▶ Input for this task:
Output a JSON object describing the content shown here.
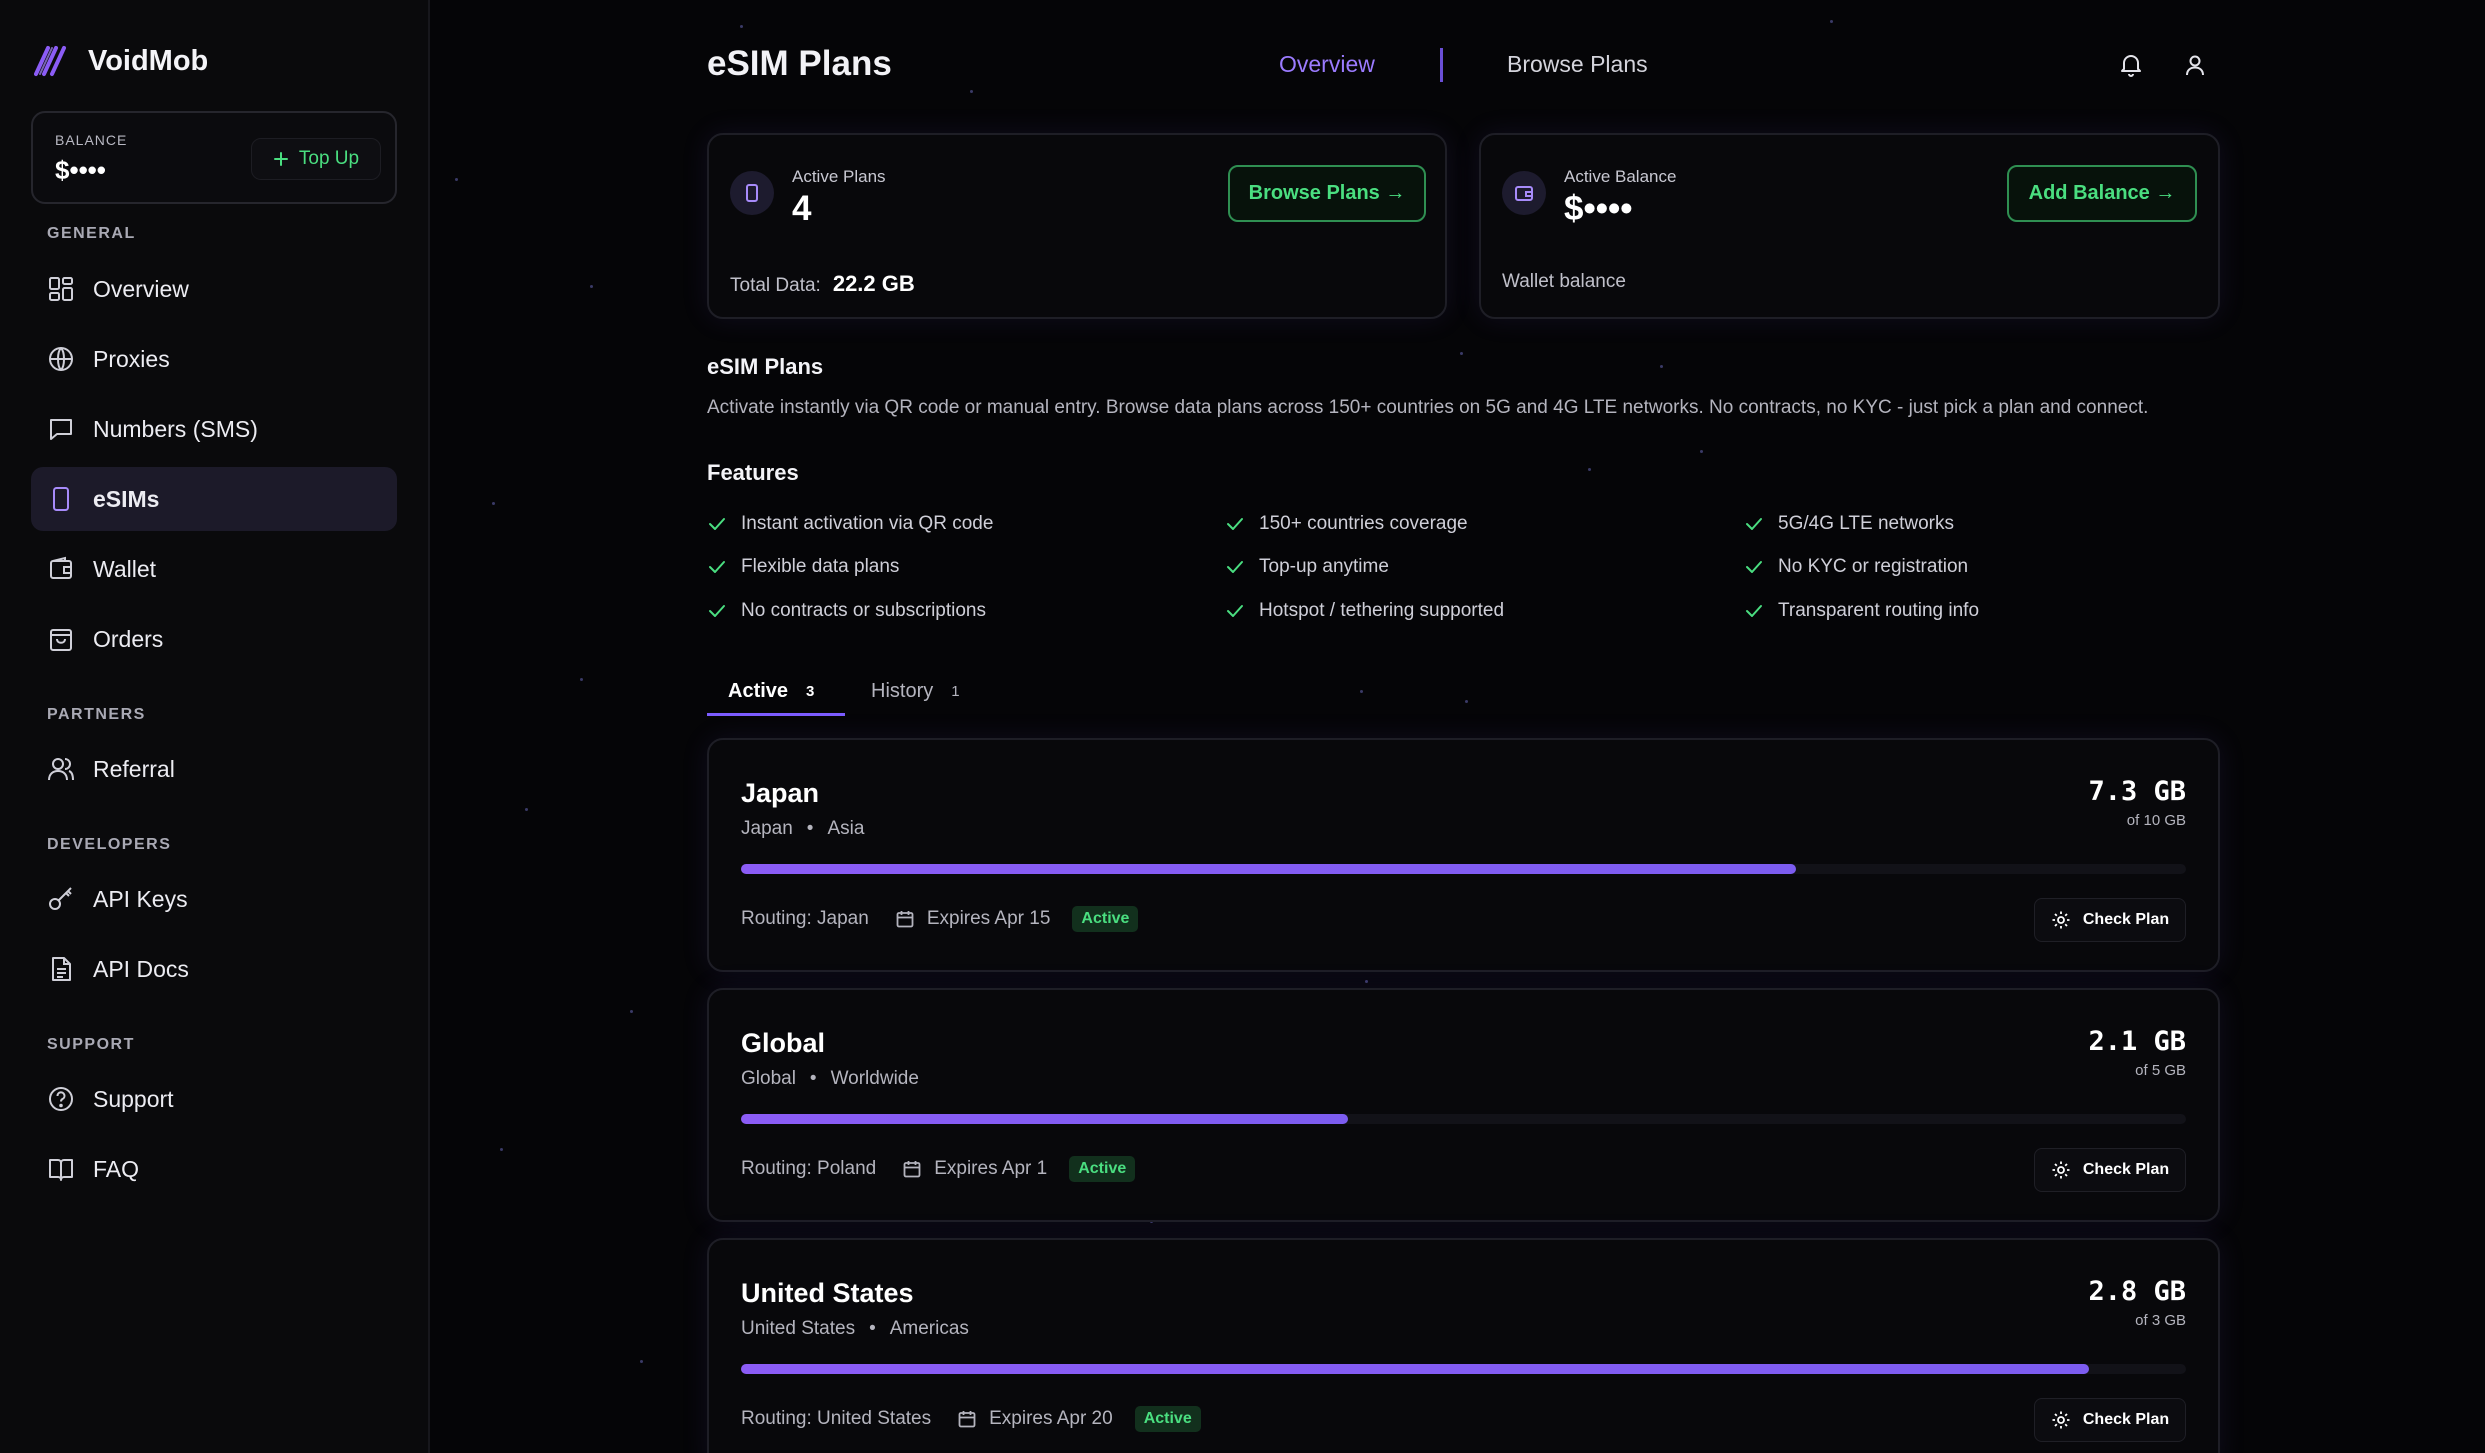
{
  "brand": {
    "name": "VoidMob"
  },
  "balance_box": {
    "label": "BALANCE",
    "value": "$••••",
    "topup_label": "Top Up"
  },
  "nav": {
    "general_heading": "GENERAL",
    "partners_heading": "PARTNERS",
    "developers_heading": "DEVELOPERS",
    "support_heading": "SUPPORT",
    "items": [
      {
        "label": "Overview",
        "icon": "grid-icon"
      },
      {
        "label": "Proxies",
        "icon": "globe-icon"
      },
      {
        "label": "Numbers (SMS)",
        "icon": "message-icon"
      },
      {
        "label": "eSIMs",
        "icon": "sim-icon",
        "active": true
      },
      {
        "label": "Wallet",
        "icon": "wallet-icon"
      },
      {
        "label": "Orders",
        "icon": "bag-icon"
      },
      {
        "label": "Referral",
        "icon": "users-icon"
      },
      {
        "label": "API Keys",
        "icon": "key-icon"
      },
      {
        "label": "API Docs",
        "icon": "document-icon"
      },
      {
        "label": "Support",
        "icon": "help-icon"
      },
      {
        "label": "FAQ",
        "icon": "book-icon"
      }
    ]
  },
  "header": {
    "title": "eSIM Plans",
    "tabs": [
      {
        "label": "Overview",
        "selected": true
      },
      {
        "label": "Browse Plans"
      }
    ]
  },
  "stats": {
    "active_plans": {
      "label": "Active Plans",
      "value": "4",
      "button": "Browse Plans →",
      "foot_label": "Total Data:",
      "foot_value": "22.2 GB"
    },
    "active_balance": {
      "label": "Active Balance",
      "value": "$••••",
      "button": "Add Balance →",
      "foot_label": "Wallet balance"
    }
  },
  "intro": {
    "title": "eSIM Plans",
    "description": "Activate instantly via QR code or manual entry. Browse data plans across 150+ countries on 5G and 4G LTE networks. No contracts, no KYC - just pick a plan and connect."
  },
  "features": {
    "title": "Features",
    "items": [
      "Instant activation via QR code",
      "150+ countries coverage",
      "5G/4G LTE networks",
      "Flexible data plans",
      "Top-up anytime",
      "No KYC or registration",
      "No contracts or subscriptions",
      "Hotspot / tethering supported",
      "Transparent routing info"
    ]
  },
  "plan_tabs": [
    {
      "label": "Active",
      "count": "3",
      "selected": true
    },
    {
      "label": "History",
      "count": "1"
    }
  ],
  "plans": [
    {
      "name": "Japan",
      "country": "Japan",
      "region": "Asia",
      "used": "7.3 GB",
      "total": "of 10 GB",
      "usage_fraction": 0.73,
      "routing": "Routing: Japan",
      "expires": "Expires Apr 15",
      "status": "Active",
      "button": "Check Plan"
    },
    {
      "name": "Global",
      "country": "Global",
      "region": "Worldwide",
      "used": "2.1 GB",
      "total": "of 5 GB",
      "usage_fraction": 0.42,
      "routing": "Routing: Poland",
      "expires": "Expires Apr 1",
      "status": "Active",
      "button": "Check Plan"
    },
    {
      "name": "United States",
      "country": "United States",
      "region": "Americas",
      "used": "2.8 GB",
      "total": "of 3 GB",
      "usage_fraction": 0.933,
      "routing": "Routing: United States",
      "expires": "Expires Apr 20",
      "status": "Active",
      "button": "Check Plan"
    }
  ],
  "colors": {
    "accent": "#8b5cf6",
    "success": "#4ade80",
    "background": "#050507",
    "sidebar": "#0a0a0c"
  }
}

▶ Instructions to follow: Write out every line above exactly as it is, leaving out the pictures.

▶ Reply to the exercise:
Output a JSON object describing the content shown here.
{
  "brand": {
    "name": "VoidMob"
  },
  "balance_box": {
    "label": "BALANCE",
    "value": "$••••",
    "topup_label": "Top Up"
  },
  "nav": {
    "general_heading": "GENERAL",
    "partners_heading": "PARTNERS",
    "developers_heading": "DEVELOPERS",
    "support_heading": "SUPPORT",
    "items": [
      {
        "label": "Overview",
        "icon": "grid-icon"
      },
      {
        "label": "Proxies",
        "icon": "globe-icon"
      },
      {
        "label": "Numbers (SMS)",
        "icon": "message-icon"
      },
      {
        "label": "eSIMs",
        "icon": "sim-icon",
        "active": true
      },
      {
        "label": "Wallet",
        "icon": "wallet-icon"
      },
      {
        "label": "Orders",
        "icon": "bag-icon"
      },
      {
        "label": "Referral",
        "icon": "users-icon"
      },
      {
        "label": "API Keys",
        "icon": "key-icon"
      },
      {
        "label": "API Docs",
        "icon": "document-icon"
      },
      {
        "label": "Support",
        "icon": "help-icon"
      },
      {
        "label": "FAQ",
        "icon": "book-icon"
      }
    ]
  },
  "header": {
    "title": "eSIM Plans",
    "tabs": [
      {
        "label": "Overview",
        "selected": true
      },
      {
        "label": "Browse Plans"
      }
    ]
  },
  "stats": {
    "active_plans": {
      "label": "Active Plans",
      "value": "4",
      "button": "Browse Plans →",
      "foot_label": "Total Data:",
      "foot_value": "22.2 GB"
    },
    "active_balance": {
      "label": "Active Balance",
      "value": "$••••",
      "button": "Add Balance →",
      "foot_label": "Wallet balance"
    }
  },
  "intro": {
    "title": "eSIM Plans",
    "description": "Activate instantly via QR code or manual entry. Browse data plans across 150+ countries on 5G and 4G LTE networks. No contracts, no KYC - just pick a plan and connect."
  },
  "features": {
    "title": "Features",
    "items": [
      "Instant activation via QR code",
      "150+ countries coverage",
      "5G/4G LTE networks",
      "Flexible data plans",
      "Top-up anytime",
      "No KYC or registration",
      "No contracts or subscriptions",
      "Hotspot / tethering supported",
      "Transparent routing info"
    ]
  },
  "plan_tabs": [
    {
      "label": "Active",
      "count": "3",
      "selected": true
    },
    {
      "label": "History",
      "count": "1"
    }
  ],
  "plans": [
    {
      "name": "Japan",
      "country": "Japan",
      "region": "Asia",
      "used": "7.3 GB",
      "total": "of 10 GB",
      "usage_fraction": 0.73,
      "routing": "Routing: Japan",
      "expires": "Expires Apr 15",
      "status": "Active",
      "button": "Check Plan"
    },
    {
      "name": "Global",
      "country": "Global",
      "region": "Worldwide",
      "used": "2.1 GB",
      "total": "of 5 GB",
      "usage_fraction": 0.42,
      "routing": "Routing: Poland",
      "expires": "Expires Apr 1",
      "status": "Active",
      "button": "Check Plan"
    },
    {
      "name": "United States",
      "country": "United States",
      "region": "Americas",
      "used": "2.8 GB",
      "total": "of 3 GB",
      "usage_fraction": 0.933,
      "routing": "Routing: United States",
      "expires": "Expires Apr 20",
      "status": "Active",
      "button": "Check Plan"
    }
  ],
  "colors": {
    "accent": "#8b5cf6",
    "success": "#4ade80",
    "background": "#050507",
    "sidebar": "#0a0a0c"
  }
}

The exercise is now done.